[Extracted records]
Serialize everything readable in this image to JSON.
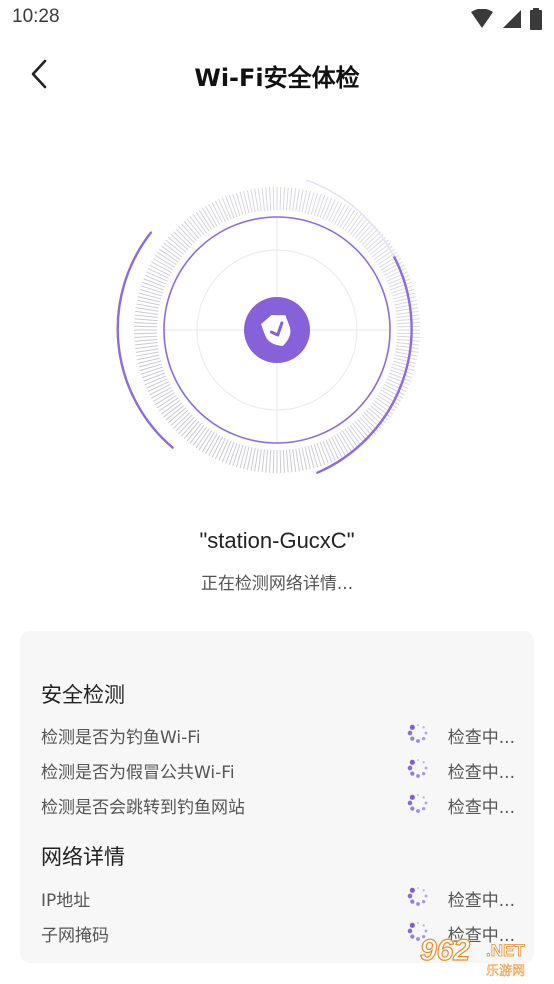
{
  "status_bar": {
    "time": "10:28"
  },
  "header": {
    "title": "Wi-Fi安全体检",
    "back_icon": "chevron-left-icon"
  },
  "scan": {
    "network_name": "\"station-GucxC\"",
    "status_text": "正在检测网络详情...",
    "accent_color": "#7b5cd6"
  },
  "security_section": {
    "title": "安全检测",
    "items": [
      {
        "label": "检测是否为钓鱼Wi-Fi",
        "status": "检查中..."
      },
      {
        "label": "检测是否为假冒公共Wi-Fi",
        "status": "检查中..."
      },
      {
        "label": "检测是否会跳转到钓鱼网站",
        "status": "检查中..."
      }
    ]
  },
  "network_section": {
    "title": "网络详情",
    "items": [
      {
        "label": "IP地址",
        "status": "检查中..."
      },
      {
        "label": "子网掩码",
        "status": "检查中..."
      }
    ]
  },
  "watermark": {
    "brand": "962",
    "domain": ".NET",
    "subtitle": "乐游网"
  }
}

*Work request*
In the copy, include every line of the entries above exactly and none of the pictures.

*Exercise result*
Serialize everything readable in this image to JSON.
{
  "status_bar": {
    "time": "10:28"
  },
  "header": {
    "title": "Wi-Fi安全体检",
    "back_icon": "chevron-left-icon"
  },
  "scan": {
    "network_name": "\"station-GucxC\"",
    "status_text": "正在检测网络详情...",
    "accent_color": "#7b5cd6"
  },
  "security_section": {
    "title": "安全检测",
    "items": [
      {
        "label": "检测是否为钓鱼Wi-Fi",
        "status": "检查中..."
      },
      {
        "label": "检测是否为假冒公共Wi-Fi",
        "status": "检查中..."
      },
      {
        "label": "检测是否会跳转到钓鱼网站",
        "status": "检查中..."
      }
    ]
  },
  "network_section": {
    "title": "网络详情",
    "items": [
      {
        "label": "IP地址",
        "status": "检查中..."
      },
      {
        "label": "子网掩码",
        "status": "检查中..."
      }
    ]
  },
  "watermark": {
    "brand": "962",
    "domain": ".NET",
    "subtitle": "乐游网"
  }
}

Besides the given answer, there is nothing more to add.